**TASK TO COMPLETE**
Below are the records; copy each line in which "title" can be found.

*** Opening SUPPLIED MATERIAL ***

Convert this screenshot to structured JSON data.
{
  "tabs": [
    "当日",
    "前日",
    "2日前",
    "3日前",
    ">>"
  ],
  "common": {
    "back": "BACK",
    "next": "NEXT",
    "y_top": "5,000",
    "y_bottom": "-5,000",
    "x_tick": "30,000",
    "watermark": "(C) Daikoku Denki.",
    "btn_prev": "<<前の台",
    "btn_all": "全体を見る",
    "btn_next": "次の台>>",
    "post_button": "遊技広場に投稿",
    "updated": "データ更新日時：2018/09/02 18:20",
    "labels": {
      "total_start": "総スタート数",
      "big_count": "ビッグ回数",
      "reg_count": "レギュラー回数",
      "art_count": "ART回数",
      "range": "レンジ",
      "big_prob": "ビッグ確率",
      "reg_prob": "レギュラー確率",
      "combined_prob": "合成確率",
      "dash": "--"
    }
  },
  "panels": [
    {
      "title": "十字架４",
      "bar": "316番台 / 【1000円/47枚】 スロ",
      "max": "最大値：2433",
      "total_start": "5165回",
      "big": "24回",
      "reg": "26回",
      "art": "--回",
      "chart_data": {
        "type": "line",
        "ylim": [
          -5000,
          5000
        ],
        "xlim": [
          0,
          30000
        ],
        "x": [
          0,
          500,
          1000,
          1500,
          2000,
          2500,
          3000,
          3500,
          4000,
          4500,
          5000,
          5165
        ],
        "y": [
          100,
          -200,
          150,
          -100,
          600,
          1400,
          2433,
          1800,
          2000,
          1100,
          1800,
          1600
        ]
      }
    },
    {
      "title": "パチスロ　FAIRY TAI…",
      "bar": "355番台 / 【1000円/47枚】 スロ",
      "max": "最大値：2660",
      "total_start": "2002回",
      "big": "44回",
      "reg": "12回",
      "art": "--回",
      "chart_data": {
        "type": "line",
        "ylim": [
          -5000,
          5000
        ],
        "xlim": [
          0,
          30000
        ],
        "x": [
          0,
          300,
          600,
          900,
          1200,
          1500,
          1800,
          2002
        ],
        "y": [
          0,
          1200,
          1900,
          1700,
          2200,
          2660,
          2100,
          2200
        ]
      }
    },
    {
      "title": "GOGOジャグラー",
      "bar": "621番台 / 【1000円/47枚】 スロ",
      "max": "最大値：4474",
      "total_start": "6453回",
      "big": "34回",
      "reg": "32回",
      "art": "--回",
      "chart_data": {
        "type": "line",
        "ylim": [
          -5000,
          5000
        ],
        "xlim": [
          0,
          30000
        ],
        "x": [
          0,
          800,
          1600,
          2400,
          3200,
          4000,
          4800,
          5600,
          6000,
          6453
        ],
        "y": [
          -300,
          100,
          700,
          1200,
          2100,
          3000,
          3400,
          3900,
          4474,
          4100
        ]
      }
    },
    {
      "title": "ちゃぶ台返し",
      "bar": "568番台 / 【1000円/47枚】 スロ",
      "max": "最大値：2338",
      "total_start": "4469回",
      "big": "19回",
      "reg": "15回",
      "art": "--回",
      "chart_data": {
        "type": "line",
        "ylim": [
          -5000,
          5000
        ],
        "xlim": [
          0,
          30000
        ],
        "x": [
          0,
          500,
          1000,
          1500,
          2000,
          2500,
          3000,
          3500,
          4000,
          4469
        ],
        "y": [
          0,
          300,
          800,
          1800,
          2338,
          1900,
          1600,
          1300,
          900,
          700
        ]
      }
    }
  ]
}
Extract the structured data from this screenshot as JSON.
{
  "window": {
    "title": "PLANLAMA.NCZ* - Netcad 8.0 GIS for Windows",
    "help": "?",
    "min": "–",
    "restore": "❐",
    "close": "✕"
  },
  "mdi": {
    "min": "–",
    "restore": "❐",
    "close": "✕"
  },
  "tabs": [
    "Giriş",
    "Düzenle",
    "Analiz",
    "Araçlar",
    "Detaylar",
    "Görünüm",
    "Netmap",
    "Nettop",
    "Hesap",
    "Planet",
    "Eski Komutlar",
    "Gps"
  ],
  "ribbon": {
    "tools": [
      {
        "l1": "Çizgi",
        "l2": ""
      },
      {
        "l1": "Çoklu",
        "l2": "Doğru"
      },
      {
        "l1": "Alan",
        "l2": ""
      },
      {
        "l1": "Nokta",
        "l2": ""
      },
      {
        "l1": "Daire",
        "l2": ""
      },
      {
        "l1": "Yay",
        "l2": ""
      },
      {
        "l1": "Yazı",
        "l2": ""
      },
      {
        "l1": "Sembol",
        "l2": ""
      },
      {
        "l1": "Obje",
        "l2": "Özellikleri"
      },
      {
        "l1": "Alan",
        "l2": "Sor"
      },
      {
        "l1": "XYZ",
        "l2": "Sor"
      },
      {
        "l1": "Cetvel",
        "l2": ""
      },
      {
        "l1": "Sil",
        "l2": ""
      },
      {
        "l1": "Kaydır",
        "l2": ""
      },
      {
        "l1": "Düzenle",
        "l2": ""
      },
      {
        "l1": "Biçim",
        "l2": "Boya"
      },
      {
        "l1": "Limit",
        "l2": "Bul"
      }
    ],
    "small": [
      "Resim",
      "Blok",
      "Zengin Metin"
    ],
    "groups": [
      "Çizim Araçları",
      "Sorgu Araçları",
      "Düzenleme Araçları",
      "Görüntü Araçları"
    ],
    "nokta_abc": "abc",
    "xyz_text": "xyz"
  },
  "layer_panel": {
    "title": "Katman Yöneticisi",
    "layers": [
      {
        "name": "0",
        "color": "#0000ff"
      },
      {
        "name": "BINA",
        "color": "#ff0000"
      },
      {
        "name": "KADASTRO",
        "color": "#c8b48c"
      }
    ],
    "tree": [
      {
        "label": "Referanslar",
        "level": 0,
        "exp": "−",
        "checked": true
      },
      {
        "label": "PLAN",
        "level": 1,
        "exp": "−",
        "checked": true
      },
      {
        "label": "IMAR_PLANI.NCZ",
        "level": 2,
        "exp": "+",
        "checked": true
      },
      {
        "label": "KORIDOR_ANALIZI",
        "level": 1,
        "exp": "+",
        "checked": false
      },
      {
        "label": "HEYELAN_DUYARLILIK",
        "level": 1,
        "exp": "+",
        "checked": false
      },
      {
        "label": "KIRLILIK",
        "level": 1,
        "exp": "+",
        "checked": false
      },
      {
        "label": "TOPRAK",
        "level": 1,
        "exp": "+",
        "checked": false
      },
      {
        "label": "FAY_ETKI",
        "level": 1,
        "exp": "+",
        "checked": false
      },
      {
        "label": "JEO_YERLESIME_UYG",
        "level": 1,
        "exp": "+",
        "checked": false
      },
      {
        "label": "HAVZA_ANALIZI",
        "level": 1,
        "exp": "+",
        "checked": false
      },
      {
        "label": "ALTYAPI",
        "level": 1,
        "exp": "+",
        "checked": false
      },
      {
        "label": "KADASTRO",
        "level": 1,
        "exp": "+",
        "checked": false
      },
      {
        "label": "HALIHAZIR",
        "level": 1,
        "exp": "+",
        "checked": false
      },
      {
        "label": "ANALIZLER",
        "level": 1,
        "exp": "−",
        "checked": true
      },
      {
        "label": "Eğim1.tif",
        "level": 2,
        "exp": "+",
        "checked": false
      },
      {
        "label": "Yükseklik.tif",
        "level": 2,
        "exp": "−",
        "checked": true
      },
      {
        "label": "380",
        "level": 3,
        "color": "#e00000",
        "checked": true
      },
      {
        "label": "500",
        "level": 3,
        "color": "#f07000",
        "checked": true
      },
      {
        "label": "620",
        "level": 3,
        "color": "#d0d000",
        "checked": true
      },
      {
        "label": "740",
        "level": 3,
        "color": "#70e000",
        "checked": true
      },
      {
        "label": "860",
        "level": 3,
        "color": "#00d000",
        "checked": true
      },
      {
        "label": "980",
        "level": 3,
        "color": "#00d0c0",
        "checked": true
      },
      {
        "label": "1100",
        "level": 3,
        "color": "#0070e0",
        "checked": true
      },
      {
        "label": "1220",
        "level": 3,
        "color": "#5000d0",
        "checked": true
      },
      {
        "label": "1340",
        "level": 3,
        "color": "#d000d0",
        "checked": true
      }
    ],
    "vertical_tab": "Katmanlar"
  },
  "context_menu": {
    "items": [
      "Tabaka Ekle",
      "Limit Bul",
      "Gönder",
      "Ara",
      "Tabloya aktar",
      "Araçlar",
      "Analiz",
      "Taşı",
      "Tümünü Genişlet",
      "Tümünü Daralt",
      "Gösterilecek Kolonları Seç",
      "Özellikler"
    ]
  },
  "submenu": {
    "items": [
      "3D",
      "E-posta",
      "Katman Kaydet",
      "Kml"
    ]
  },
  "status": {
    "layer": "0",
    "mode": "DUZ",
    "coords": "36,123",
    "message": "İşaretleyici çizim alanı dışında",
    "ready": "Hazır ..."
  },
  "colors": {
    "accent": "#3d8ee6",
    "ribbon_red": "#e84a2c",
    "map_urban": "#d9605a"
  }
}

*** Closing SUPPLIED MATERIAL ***

**OUTPUT FOR THIS TASK**
      "title": "十字架４",
      "title": "パチスロ　FAIRY TAI…",
      "title": "GOGOジャグラー",
      "title": "ちゃぶ台返し",
    "title": "PLANLAMA.NCZ* - Netcad 8.0 GIS for Windows",
    "title": "Katman Yöneticisi",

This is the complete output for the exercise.